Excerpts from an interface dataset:
[Start of section]
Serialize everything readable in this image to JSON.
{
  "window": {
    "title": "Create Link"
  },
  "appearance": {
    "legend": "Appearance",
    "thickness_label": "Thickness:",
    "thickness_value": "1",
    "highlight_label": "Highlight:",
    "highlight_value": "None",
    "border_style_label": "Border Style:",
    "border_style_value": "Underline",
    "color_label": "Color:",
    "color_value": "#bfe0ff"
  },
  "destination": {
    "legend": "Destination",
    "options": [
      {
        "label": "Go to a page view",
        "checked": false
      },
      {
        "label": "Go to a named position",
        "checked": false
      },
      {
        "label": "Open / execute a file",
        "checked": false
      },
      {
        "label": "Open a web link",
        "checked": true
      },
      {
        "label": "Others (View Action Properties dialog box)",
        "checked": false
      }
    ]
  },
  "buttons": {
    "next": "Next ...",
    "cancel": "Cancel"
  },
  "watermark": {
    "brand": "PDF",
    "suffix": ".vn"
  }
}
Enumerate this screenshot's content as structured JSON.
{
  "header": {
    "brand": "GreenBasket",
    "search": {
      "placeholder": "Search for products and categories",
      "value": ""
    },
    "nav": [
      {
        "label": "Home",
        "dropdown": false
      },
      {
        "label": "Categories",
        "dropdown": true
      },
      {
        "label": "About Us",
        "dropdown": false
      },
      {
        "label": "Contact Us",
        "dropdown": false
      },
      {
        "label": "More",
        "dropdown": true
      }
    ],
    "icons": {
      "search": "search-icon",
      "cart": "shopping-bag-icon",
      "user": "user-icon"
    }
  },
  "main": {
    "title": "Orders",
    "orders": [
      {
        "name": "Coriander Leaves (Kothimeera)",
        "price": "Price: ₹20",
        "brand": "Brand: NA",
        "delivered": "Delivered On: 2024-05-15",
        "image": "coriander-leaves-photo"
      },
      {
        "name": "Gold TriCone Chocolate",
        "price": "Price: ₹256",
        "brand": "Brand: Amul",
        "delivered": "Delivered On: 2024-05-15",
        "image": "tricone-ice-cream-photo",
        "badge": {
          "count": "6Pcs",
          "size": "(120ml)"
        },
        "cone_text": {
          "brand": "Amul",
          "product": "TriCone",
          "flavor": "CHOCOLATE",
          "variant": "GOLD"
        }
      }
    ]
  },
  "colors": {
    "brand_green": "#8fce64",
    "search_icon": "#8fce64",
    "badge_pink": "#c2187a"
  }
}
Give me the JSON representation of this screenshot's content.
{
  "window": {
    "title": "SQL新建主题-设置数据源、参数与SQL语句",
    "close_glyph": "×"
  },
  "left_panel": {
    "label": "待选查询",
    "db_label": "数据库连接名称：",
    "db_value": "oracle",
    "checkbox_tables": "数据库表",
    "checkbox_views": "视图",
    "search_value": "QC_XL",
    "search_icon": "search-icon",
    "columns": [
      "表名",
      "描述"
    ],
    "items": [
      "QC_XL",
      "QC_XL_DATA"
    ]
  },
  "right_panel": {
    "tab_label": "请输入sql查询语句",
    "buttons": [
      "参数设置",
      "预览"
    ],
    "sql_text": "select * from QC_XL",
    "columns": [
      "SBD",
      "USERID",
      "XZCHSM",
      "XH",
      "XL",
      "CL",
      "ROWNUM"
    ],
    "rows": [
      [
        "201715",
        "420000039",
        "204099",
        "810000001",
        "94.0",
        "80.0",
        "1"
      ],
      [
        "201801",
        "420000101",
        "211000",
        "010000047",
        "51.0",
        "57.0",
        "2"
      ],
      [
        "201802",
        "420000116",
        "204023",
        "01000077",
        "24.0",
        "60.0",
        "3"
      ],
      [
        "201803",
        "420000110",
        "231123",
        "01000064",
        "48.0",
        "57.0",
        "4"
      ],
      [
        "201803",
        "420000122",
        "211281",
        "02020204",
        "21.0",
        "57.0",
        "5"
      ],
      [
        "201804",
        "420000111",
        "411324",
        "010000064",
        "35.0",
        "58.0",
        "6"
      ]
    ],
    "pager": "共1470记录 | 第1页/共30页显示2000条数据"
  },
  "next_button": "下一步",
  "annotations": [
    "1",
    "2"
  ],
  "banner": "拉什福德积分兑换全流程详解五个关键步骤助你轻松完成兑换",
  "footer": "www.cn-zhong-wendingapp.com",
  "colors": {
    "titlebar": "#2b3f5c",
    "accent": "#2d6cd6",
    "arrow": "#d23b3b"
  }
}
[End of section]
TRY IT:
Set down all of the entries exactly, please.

ANSWER SECTION:
Serialize everything readable in this image to JSON.
{
  "window": {
    "title": "Create Link"
  },
  "appearance": {
    "legend": "Appearance",
    "thickness_label": "Thickness:",
    "thickness_value": "1",
    "highlight_label": "Highlight:",
    "highlight_value": "None",
    "border_style_label": "Border Style:",
    "border_style_value": "Underline",
    "color_label": "Color:",
    "color_value": "#bfe0ff"
  },
  "destination": {
    "legend": "Destination",
    "options": [
      {
        "label": "Go to a page view",
        "checked": false
      },
      {
        "label": "Go to a named position",
        "checked": false
      },
      {
        "label": "Open / execute a file",
        "checked": false
      },
      {
        "label": "Open a web link",
        "checked": true
      },
      {
        "label": "Others (View Action Properties dialog box)",
        "checked": false
      }
    ]
  },
  "buttons": {
    "next": "Next ...",
    "cancel": "Cancel"
  },
  "watermark": {
    "brand": "PDF",
    "suffix": ".vn"
  }
}
Enumerate this screenshot's content as structured JSON.
{
  "header": {
    "brand": "GreenBasket",
    "search": {
      "placeholder": "Search for products and categories",
      "value": ""
    },
    "nav": [
      {
        "label": "Home",
        "dropdown": false
      },
      {
        "label": "Categories",
        "dropdown": true
      },
      {
        "label": "About Us",
        "dropdown": false
      },
      {
        "label": "Contact Us",
        "dropdown": false
      },
      {
        "label": "More",
        "dropdown": true
      }
    ],
    "icons": {
      "search": "search-icon",
      "cart": "shopping-bag-icon",
      "user": "user-icon"
    }
  },
  "main": {
    "title": "Orders",
    "orders": [
      {
        "name": "Coriander Leaves (Kothimeera)",
        "price": "Price: ₹20",
        "brand": "Brand: NA",
        "delivered": "Delivered On: 2024-05-15",
        "image": "coriander-leaves-photo"
      },
      {
        "name": "Gold TriCone Chocolate",
        "price": "Price: ₹256",
        "brand": "Brand: Amul",
        "delivered": "Delivered On: 2024-05-15",
        "image": "tricone-ice-cream-photo",
        "badge": {
          "count": "6Pcs",
          "size": "(120ml)"
        },
        "cone_text": {
          "brand": "Amul",
          "product": "TriCone",
          "flavor": "CHOCOLATE",
          "variant": "GOLD"
        }
      }
    ]
  },
  "colors": {
    "brand_green": "#8fce64",
    "search_icon": "#8fce64",
    "badge_pink": "#c2187a"
  }
}
Give me the JSON representation of this screenshot's content.
{
  "window": {
    "title": "SQL新建主题-设置数据源、参数与SQL语句",
    "close_glyph": "×"
  },
  "left_panel": {
    "label": "待选查询",
    "db_label": "数据库连接名称：",
    "db_value": "oracle",
    "checkbox_tables": "数据库表",
    "checkbox_views": "视图",
    "search_value": "QC_XL",
    "search_icon": "search-icon",
    "columns": [
      "表名",
      "描述"
    ],
    "items": [
      "QC_XL",
      "QC_XL_DATA"
    ]
  },
  "right_panel": {
    "tab_label": "请输入sql查询语句",
    "buttons": [
      "参数设置",
      "预览"
    ],
    "sql_text": "select * from QC_XL",
    "columns": [
      "SBD",
      "USERID",
      "XZCHSM",
      "XH",
      "XL",
      "CL",
      "ROWNUM"
    ],
    "rows": [
      [
        "201715",
        "420000039",
        "204099",
        "810000001",
        "94.0",
        "80.0",
        "1"
      ],
      [
        "201801",
        "420000101",
        "211000",
        "010000047",
        "51.0",
        "57.0",
        "2"
      ],
      [
        "201802",
        "420000116",
        "204023",
        "01000077",
        "24.0",
        "60.0",
        "3"
      ],
      [
        "201803",
        "420000110",
        "231123",
        "01000064",
        "48.0",
        "57.0",
        "4"
      ],
      [
        "201803",
        "420000122",
        "211281",
        "02020204",
        "21.0",
        "57.0",
        "5"
      ],
      [
        "201804",
        "420000111",
        "411324",
        "010000064",
        "35.0",
        "58.0",
        "6"
      ]
    ],
    "pager": "共1470记录 | 第1页/共30页显示2000条数据"
  },
  "next_button": "下一步",
  "annotations": [
    "1",
    "2"
  ],
  "banner": "拉什福德积分兑换全流程详解五个关键步骤助你轻松完成兑换",
  "footer": "www.cn-zhong-wendingapp.com",
  "colors": {
    "titlebar": "#2b3f5c",
    "accent": "#2d6cd6",
    "arrow": "#d23b3b"
  }
}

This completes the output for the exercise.